- **EXERCISE OBJECTIVE**: The lines to copy are those holding the string "title" in the entries below.

+++ MATERIAL FOR THIS EXERCISE +++

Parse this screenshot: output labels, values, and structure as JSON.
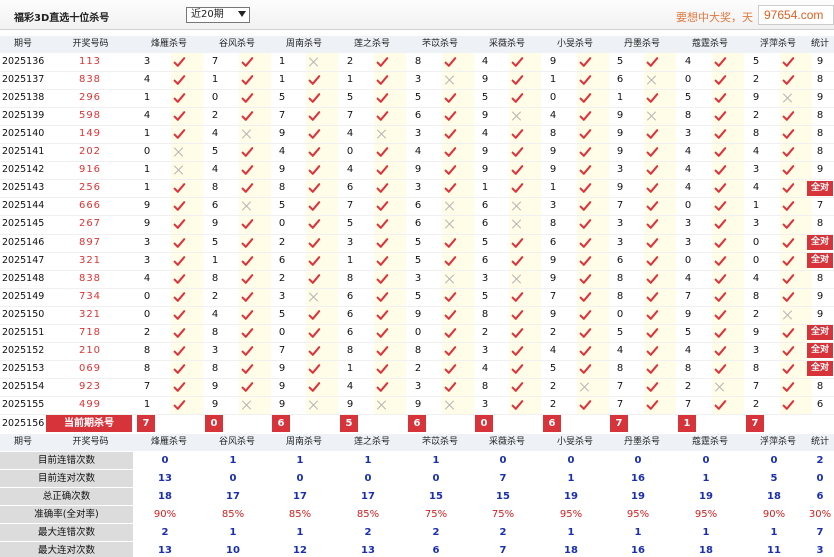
{
  "header": {
    "title": "福彩3D直选十位杀号",
    "period_select": "近20期",
    "slogan": "要想中大奖，天",
    "site": "97654.com"
  },
  "table": {
    "col_issue": "期号",
    "col_draw": "开奖号码",
    "col_stat": "统计",
    "experts": [
      "烽雁杀号",
      "谷风杀号",
      "周南杀号",
      "莲之杀号",
      "芣苡杀号",
      "采薇杀号",
      "小旻杀号",
      "丹墨杀号",
      "蔻霆杀号",
      "浮萍杀号"
    ],
    "full_label": "全对",
    "current_label": "当前期杀号",
    "current_issue": "2025156",
    "current_values": [
      "7",
      "0",
      "6",
      "5",
      "6",
      "0",
      "6",
      "7",
      "1",
      "7"
    ],
    "rows": [
      {
        "issue": "2025136",
        "draw": "113",
        "cells": [
          "3",
          "7",
          "1",
          "2",
          "8",
          "4",
          "9",
          "5",
          "4",
          "5"
        ],
        "ok": [
          1,
          1,
          0,
          1,
          1,
          1,
          1,
          1,
          1,
          1
        ],
        "stat": "9"
      },
      {
        "issue": "2025137",
        "draw": "838",
        "cells": [
          "4",
          "1",
          "1",
          "1",
          "3",
          "9",
          "1",
          "6",
          "0",
          "2"
        ],
        "ok": [
          1,
          1,
          1,
          1,
          0,
          1,
          1,
          0,
          1,
          1
        ],
        "stat": "8"
      },
      {
        "issue": "2025138",
        "draw": "296",
        "cells": [
          "1",
          "0",
          "5",
          "5",
          "5",
          "5",
          "0",
          "1",
          "5",
          "9"
        ],
        "ok": [
          1,
          1,
          1,
          1,
          1,
          1,
          1,
          1,
          1,
          0
        ],
        "stat": "9"
      },
      {
        "issue": "2025139",
        "draw": "598",
        "cells": [
          "4",
          "2",
          "7",
          "7",
          "6",
          "9",
          "4",
          "9",
          "8",
          "2"
        ],
        "ok": [
          1,
          1,
          1,
          1,
          1,
          0,
          1,
          0,
          1,
          1
        ],
        "stat": "8"
      },
      {
        "issue": "2025140",
        "draw": "149",
        "cells": [
          "1",
          "4",
          "9",
          "4",
          "3",
          "4",
          "8",
          "9",
          "3",
          "8"
        ],
        "ok": [
          1,
          0,
          1,
          0,
          1,
          1,
          1,
          1,
          1,
          1
        ],
        "stat": "8"
      },
      {
        "issue": "2025141",
        "draw": "202",
        "cells": [
          "0",
          "5",
          "4",
          "0",
          "4",
          "9",
          "9",
          "9",
          "4",
          "4"
        ],
        "ok": [
          0,
          1,
          1,
          1,
          1,
          1,
          1,
          1,
          1,
          1
        ],
        "stat": "8"
      },
      {
        "issue": "2025142",
        "draw": "916",
        "cells": [
          "1",
          "4",
          "9",
          "4",
          "9",
          "9",
          "9",
          "3",
          "4",
          "3"
        ],
        "ok": [
          0,
          1,
          1,
          1,
          1,
          1,
          1,
          1,
          1,
          1
        ],
        "stat": "9"
      },
      {
        "issue": "2025143",
        "draw": "256",
        "cells": [
          "1",
          "8",
          "8",
          "6",
          "3",
          "1",
          "1",
          "9",
          "4",
          "4"
        ],
        "ok": [
          1,
          1,
          1,
          1,
          1,
          1,
          1,
          1,
          1,
          1
        ],
        "stat": "全对"
      },
      {
        "issue": "2025144",
        "draw": "666",
        "cells": [
          "9",
          "6",
          "5",
          "7",
          "6",
          "6",
          "3",
          "7",
          "0",
          "1"
        ],
        "ok": [
          1,
          0,
          1,
          1,
          0,
          0,
          1,
          1,
          1,
          1
        ],
        "stat": "7"
      },
      {
        "issue": "2025145",
        "draw": "267",
        "cells": [
          "9",
          "9",
          "0",
          "5",
          "6",
          "6",
          "8",
          "3",
          "3",
          "3"
        ],
        "ok": [
          1,
          1,
          1,
          1,
          0,
          0,
          1,
          1,
          1,
          1
        ],
        "stat": "8"
      },
      {
        "issue": "2025146",
        "draw": "897",
        "cells": [
          "3",
          "5",
          "2",
          "3",
          "5",
          "5",
          "6",
          "3",
          "3",
          "0"
        ],
        "ok": [
          1,
          1,
          1,
          1,
          1,
          1,
          1,
          1,
          1,
          1
        ],
        "stat": "全对"
      },
      {
        "issue": "2025147",
        "draw": "321",
        "cells": [
          "3",
          "1",
          "6",
          "1",
          "5",
          "6",
          "9",
          "6",
          "0",
          "0"
        ],
        "ok": [
          1,
          1,
          1,
          1,
          1,
          1,
          1,
          1,
          1,
          1
        ],
        "stat": "全对"
      },
      {
        "issue": "2025148",
        "draw": "838",
        "cells": [
          "4",
          "8",
          "2",
          "8",
          "3",
          "3",
          "9",
          "8",
          "4",
          "4"
        ],
        "ok": [
          1,
          1,
          1,
          1,
          0,
          0,
          1,
          1,
          1,
          1
        ],
        "stat": "8"
      },
      {
        "issue": "2025149",
        "draw": "734",
        "cells": [
          "0",
          "2",
          "3",
          "6",
          "5",
          "5",
          "7",
          "8",
          "7",
          "8"
        ],
        "ok": [
          1,
          1,
          0,
          1,
          1,
          1,
          1,
          1,
          1,
          1
        ],
        "stat": "9"
      },
      {
        "issue": "2025150",
        "draw": "321",
        "cells": [
          "0",
          "4",
          "5",
          "6",
          "9",
          "8",
          "9",
          "0",
          "9",
          "2"
        ],
        "ok": [
          1,
          1,
          1,
          1,
          1,
          1,
          1,
          1,
          1,
          0
        ],
        "stat": "9"
      },
      {
        "issue": "2025151",
        "draw": "718",
        "cells": [
          "2",
          "8",
          "0",
          "6",
          "0",
          "2",
          "2",
          "5",
          "5",
          "9"
        ],
        "ok": [
          1,
          1,
          1,
          1,
          1,
          1,
          1,
          1,
          1,
          1
        ],
        "stat": "全对"
      },
      {
        "issue": "2025152",
        "draw": "210",
        "cells": [
          "8",
          "3",
          "7",
          "8",
          "8",
          "3",
          "4",
          "4",
          "4",
          "3"
        ],
        "ok": [
          1,
          1,
          1,
          1,
          1,
          1,
          1,
          1,
          1,
          1
        ],
        "stat": "全对"
      },
      {
        "issue": "2025153",
        "draw": "069",
        "cells": [
          "8",
          "8",
          "9",
          "1",
          "2",
          "4",
          "5",
          "8",
          "8",
          "8"
        ],
        "ok": [
          1,
          1,
          1,
          1,
          1,
          1,
          1,
          1,
          1,
          1
        ],
        "stat": "全对"
      },
      {
        "issue": "2025154",
        "draw": "923",
        "cells": [
          "7",
          "9",
          "9",
          "4",
          "3",
          "8",
          "2",
          "7",
          "2",
          "7"
        ],
        "ok": [
          1,
          1,
          1,
          1,
          1,
          1,
          0,
          1,
          0,
          1
        ],
        "stat": "8"
      },
      {
        "issue": "2025155",
        "draw": "499",
        "cells": [
          "1",
          "9",
          "9",
          "9",
          "9",
          "3",
          "2",
          "7",
          "7",
          "2"
        ],
        "ok": [
          1,
          0,
          0,
          0,
          0,
          1,
          1,
          1,
          1,
          1
        ],
        "stat": "6"
      }
    ]
  },
  "summary": {
    "header_issue": "期号",
    "header_draw": "开奖号码",
    "rows": [
      {
        "label": "目前连错次数",
        "values": [
          "0",
          "1",
          "1",
          "1",
          "1",
          "0",
          "0",
          "0",
          "0",
          "0"
        ],
        "stat": "2"
      },
      {
        "label": "目前连对次数",
        "values": [
          "13",
          "0",
          "0",
          "0",
          "0",
          "7",
          "1",
          "16",
          "1",
          "5"
        ],
        "stat": "0"
      },
      {
        "label": "总正确次数",
        "values": [
          "18",
          "17",
          "17",
          "17",
          "15",
          "15",
          "19",
          "19",
          "19",
          "18"
        ],
        "stat": "6"
      },
      {
        "label": "准确率(全对率)",
        "values": [
          "90%",
          "85%",
          "85%",
          "85%",
          "75%",
          "75%",
          "95%",
          "95%",
          "95%",
          "90%"
        ],
        "stat": "30%"
      },
      {
        "label": "最大连错次数",
        "values": [
          "2",
          "1",
          "1",
          "2",
          "2",
          "2",
          "1",
          "1",
          "1",
          "1"
        ],
        "stat": "7"
      },
      {
        "label": "最大连对次数",
        "values": [
          "13",
          "10",
          "12",
          "13",
          "6",
          "7",
          "18",
          "16",
          "18",
          "11"
        ],
        "stat": "3"
      }
    ]
  }
}
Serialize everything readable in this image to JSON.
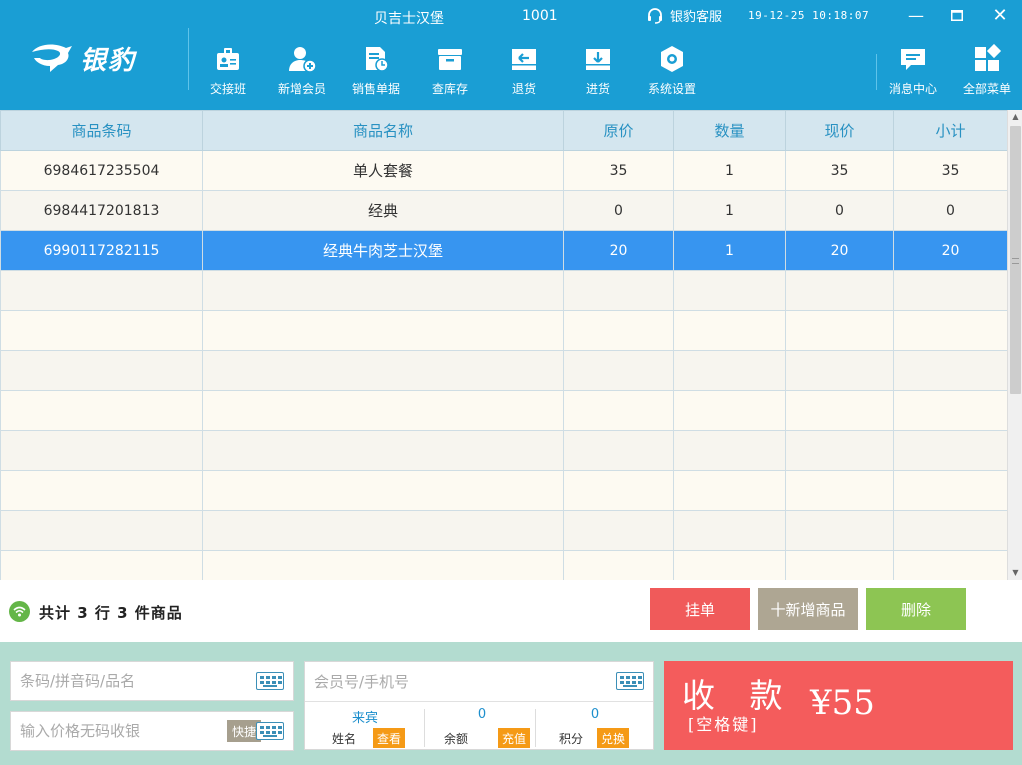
{
  "header": {
    "brand": "银豹",
    "store_name": "贝吉士汉堡",
    "store_no": "1001",
    "service_label": "银豹客服",
    "datetime": "19-12-25 10:18:07",
    "window_controls": {
      "minimize": "—",
      "maximize": "☐",
      "close": "✕"
    }
  },
  "toolbar": [
    {
      "label": "交接班",
      "icon": "handover-icon"
    },
    {
      "label": "新增会员",
      "icon": "add-member-icon"
    },
    {
      "label": "销售单据",
      "icon": "sales-receipt-icon"
    },
    {
      "label": "查库存",
      "icon": "inventory-icon"
    },
    {
      "label": "退货",
      "icon": "return-icon"
    },
    {
      "label": "进货",
      "icon": "stock-in-icon"
    },
    {
      "label": "系统设置",
      "icon": "settings-icon"
    }
  ],
  "toolbar_right": [
    {
      "label": "消息中心",
      "icon": "message-icon"
    },
    {
      "label": "全部菜单",
      "icon": "menu-grid-icon"
    }
  ],
  "table": {
    "columns": [
      "商品条码",
      "商品名称",
      "原价",
      "数量",
      "现价",
      "小计"
    ],
    "rows": [
      [
        "6984617235504",
        "单人套餐",
        "35",
        "1",
        "35",
        "35"
      ],
      [
        "6984417201813",
        "经典",
        "0",
        "1",
        "0",
        "0"
      ],
      [
        "6990117282115",
        "经典牛肉芝士汉堡",
        "20",
        "1",
        "20",
        "20"
      ]
    ],
    "selected_row": 2,
    "empty_rows": 8
  },
  "summary": {
    "text": "共计 3 行 3 件商品",
    "hang_button": "挂单",
    "add_button": "十新增商品",
    "delete_button": "删除"
  },
  "inputs": {
    "barcode_placeholder": "条码/拼音码/品名",
    "price_placeholder": "输入价格无码收银",
    "quick_label": "快捷",
    "member_placeholder": "会员号/手机号"
  },
  "member": {
    "name_value": "来宾",
    "name_key": "姓名",
    "name_action": "查看",
    "balance_value": "0",
    "balance_key": "余额",
    "balance_action": "充值",
    "points_value": "0",
    "points_key": "积分",
    "points_action": "兑换"
  },
  "pay": {
    "label": "收 款",
    "hint": "[空格键]",
    "amount": "¥55"
  },
  "colors": {
    "topbar": "#1a9ed4",
    "header_text": "#2891c2",
    "selected_row": "#3795f0",
    "hang_button": "#f05a5a",
    "add_button": "#aea693",
    "delete_button": "#8dc553",
    "pay_button": "#f45c5c",
    "bottom_panel": "#b3dcd0",
    "tag": "#f59a16"
  }
}
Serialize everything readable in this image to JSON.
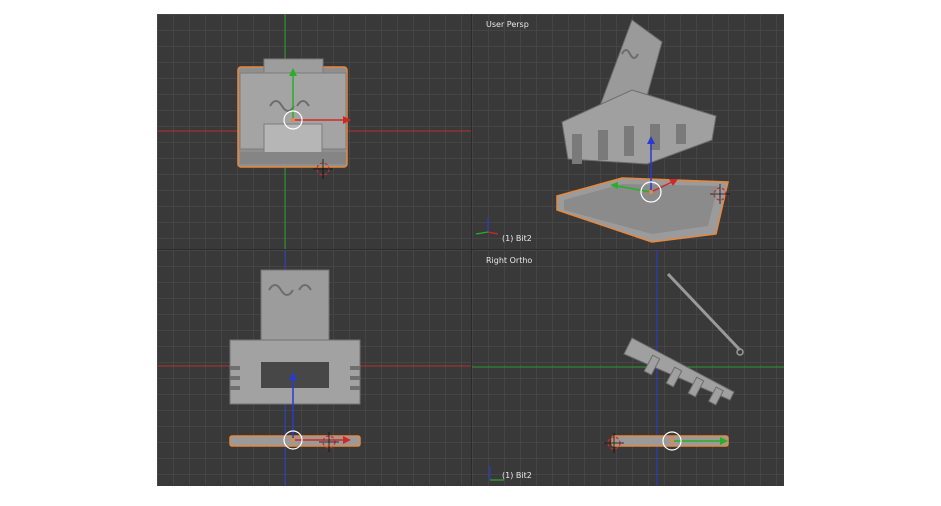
{
  "viewports": {
    "top_left": {
      "view_label": "",
      "object_label": ""
    },
    "top_right": {
      "view_label": "User Persp",
      "object_label": "(1) Bit2"
    },
    "bottom_left": {
      "view_label": "",
      "object_label": ""
    },
    "bottom_right": {
      "view_label": "Right Ortho",
      "object_label": "(1) Bit2"
    }
  },
  "colors": {
    "background": "#393939",
    "grid": "#454545",
    "selection_outline": "#e8883c",
    "axis_x": "#d02828",
    "axis_y": "#27b027",
    "axis_z": "#2a3ad0"
  },
  "icons": [
    "3d-cursor-icon",
    "transform-manipulator-icon",
    "axis-gizmo-icon"
  ]
}
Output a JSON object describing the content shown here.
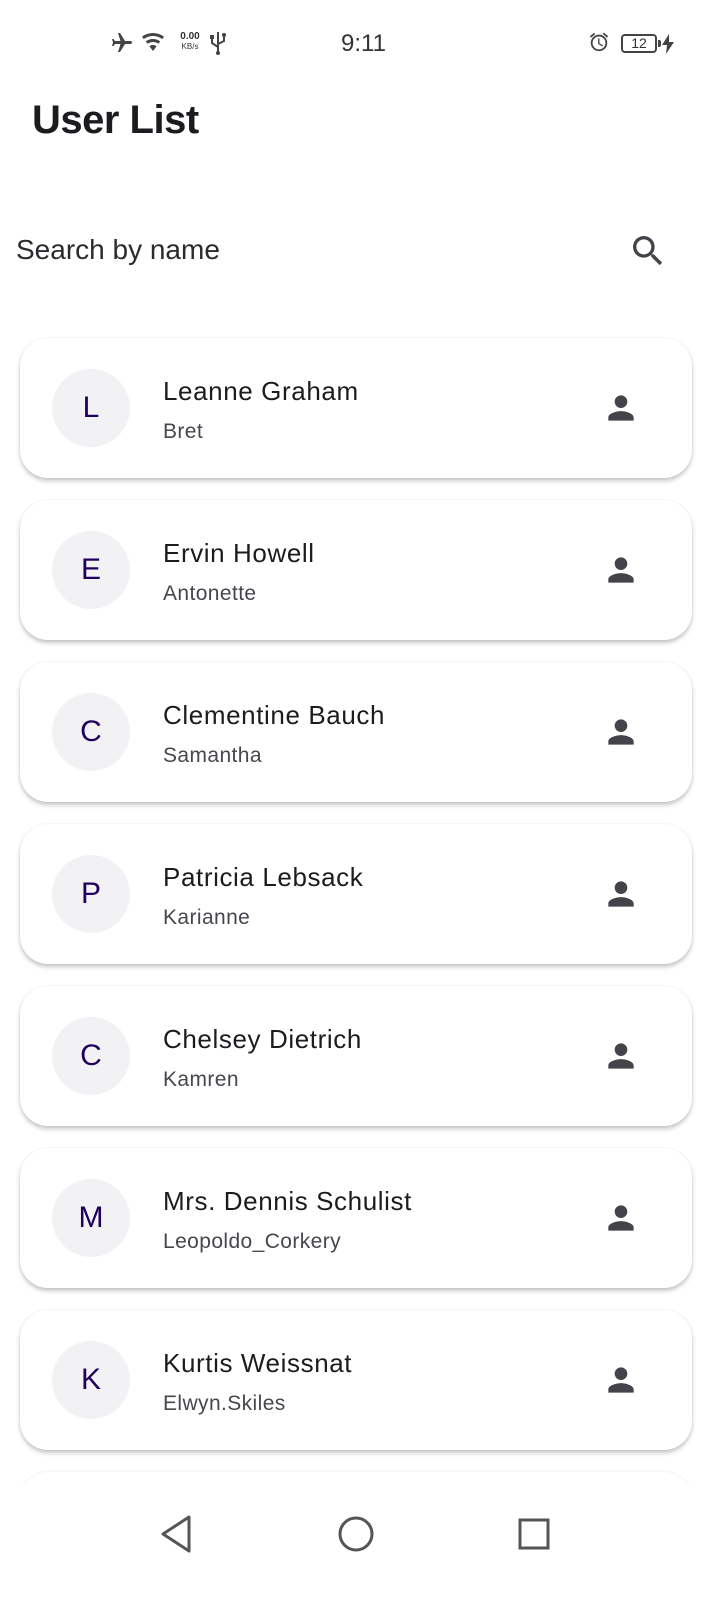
{
  "status_bar": {
    "time": "9:11",
    "net_speed_value": "0.00",
    "net_speed_unit": "KB/s",
    "battery_level": "12",
    "icons": [
      "airplane-icon",
      "wifi-icon",
      "usb-icon",
      "alarm-icon",
      "battery-icon",
      "charging-icon"
    ]
  },
  "header": {
    "title": "User List"
  },
  "search": {
    "placeholder": "Search by name",
    "value": "",
    "icon": "search-icon"
  },
  "users": [
    {
      "initial": "L",
      "name": "Leanne Graham",
      "username": "Bret"
    },
    {
      "initial": "E",
      "name": "Ervin Howell",
      "username": "Antonette"
    },
    {
      "initial": "C",
      "name": "Clementine Bauch",
      "username": "Samantha"
    },
    {
      "initial": "P",
      "name": "Patricia Lebsack",
      "username": "Karianne"
    },
    {
      "initial": "C",
      "name": "Chelsey Dietrich",
      "username": "Kamren"
    },
    {
      "initial": "M",
      "name": "Mrs. Dennis Schulist",
      "username": "Leopoldo_Corkery"
    },
    {
      "initial": "K",
      "name": "Kurtis Weissnat",
      "username": "Elwyn.Skiles"
    }
  ],
  "nav": {
    "icons": [
      "back-icon",
      "home-icon",
      "recents-icon"
    ]
  },
  "colors": {
    "avatar_bg": "#f2f1f4",
    "avatar_text": "#21005d",
    "icon": "#44434a"
  }
}
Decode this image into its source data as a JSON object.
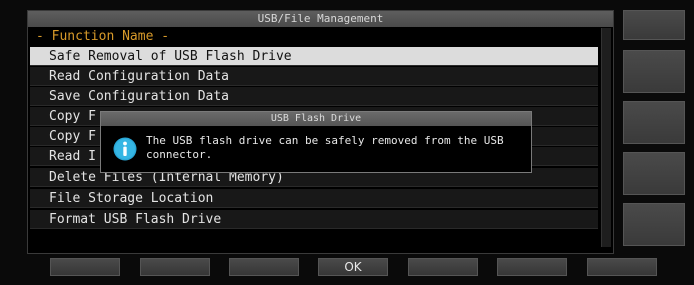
{
  "window": {
    "title": "USB/File Management"
  },
  "list": {
    "header": "- Function Name -",
    "items": [
      "Safe Removal of USB Flash Drive",
      "Read Configuration Data",
      "Save Configuration Data",
      "Copy F",
      "Copy F",
      "Read I",
      "Delete Files (Internal Memory)",
      "File Storage Location",
      "Format USB Flash Drive"
    ],
    "selected_index": 0
  },
  "dialog": {
    "title": "USB Flash Drive",
    "icon": "info-icon",
    "message_line1": "The USB flash drive can be safely removed from the USB",
    "message_line2": "connector."
  },
  "softkeys": [
    "",
    "",
    "",
    "OK",
    "",
    "",
    ""
  ],
  "colors": {
    "header": "#d89a2a",
    "selected_row": "#dcdcdc",
    "info_icon": "#2aa8d8"
  }
}
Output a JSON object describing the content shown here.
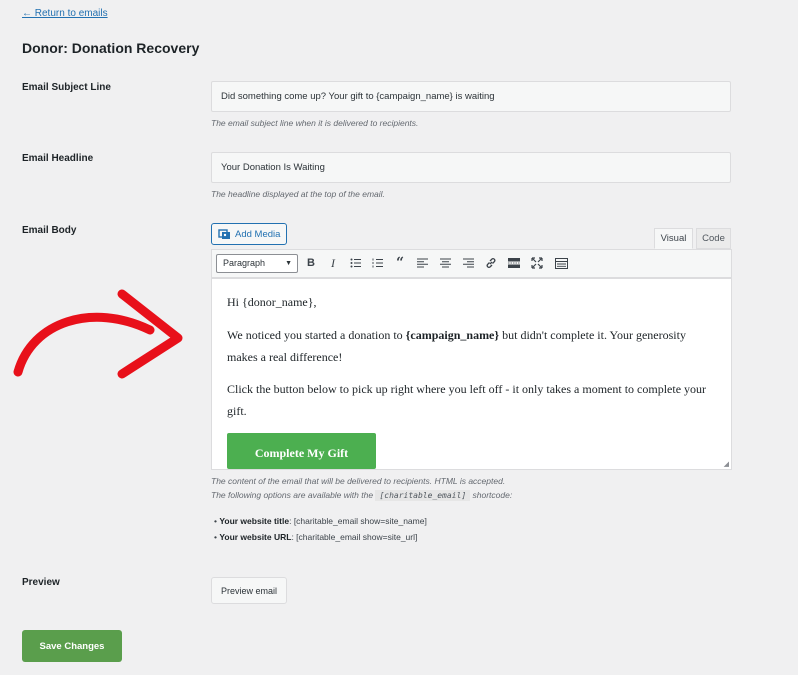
{
  "nav": {
    "back_link": "← Return to emails"
  },
  "page": {
    "title": "Donor: Donation Recovery"
  },
  "fields": {
    "subject": {
      "label": "Email Subject Line",
      "value": "Did something come up? Your gift to {campaign_name} is waiting",
      "description": "The email subject line when it is delivered to recipients."
    },
    "headline": {
      "label": "Email Headline",
      "value": "Your Donation Is Waiting",
      "description": "The headline displayed at the top of the email."
    },
    "body": {
      "label": "Email Body",
      "add_media": "Add Media",
      "tabs": {
        "visual": "Visual",
        "code": "Code"
      },
      "format_select": "Paragraph",
      "content": {
        "greeting": "Hi {donor_name},",
        "p1_before": "We noticed you started a donation to ",
        "p1_bold": "{campaign_name}",
        "p1_after": " but didn't complete it. Your generosity makes a real difference!",
        "p2": "Click the button below to pick up right where you left off - it only takes a moment to complete your gift.",
        "button": "Complete My Gift"
      },
      "description_line1": "The content of the email that will be delivered to recipients. HTML is accepted.",
      "description_line2_before": "The following options are available with the ",
      "description_line2_code": "[charitable_email]",
      "description_line2_after": " shortcode:",
      "shortcodes": [
        {
          "name": "Your website title",
          "code": ": [charitable_email show=site_name]"
        },
        {
          "name": "Your website URL",
          "code": ": [charitable_email show=site_url]"
        }
      ]
    },
    "preview": {
      "label": "Preview",
      "button": "Preview email"
    }
  },
  "actions": {
    "save": "Save Changes"
  },
  "colors": {
    "accent": "#2271b1",
    "save_button": "#5a9e4c",
    "email_button": "#4caf50",
    "arrow": "#e8101a"
  },
  "toolbar_icons": [
    "bold-icon",
    "italic-icon",
    "bullet-list-icon",
    "numbered-list-icon",
    "blockquote-icon",
    "align-left-icon",
    "align-center-icon",
    "align-right-icon",
    "link-icon",
    "read-more-icon",
    "fullscreen-icon",
    "toolbar-toggle-icon"
  ]
}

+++

- **TASK RESULT**:
    "title": "福彩3D直选十位杀号",
    "title": "User List"
    "title": "USB/File Management"
    "title": "USB Flash Drive",
    "title": "Donor: Donation Recovery"
          "name": "Your website title",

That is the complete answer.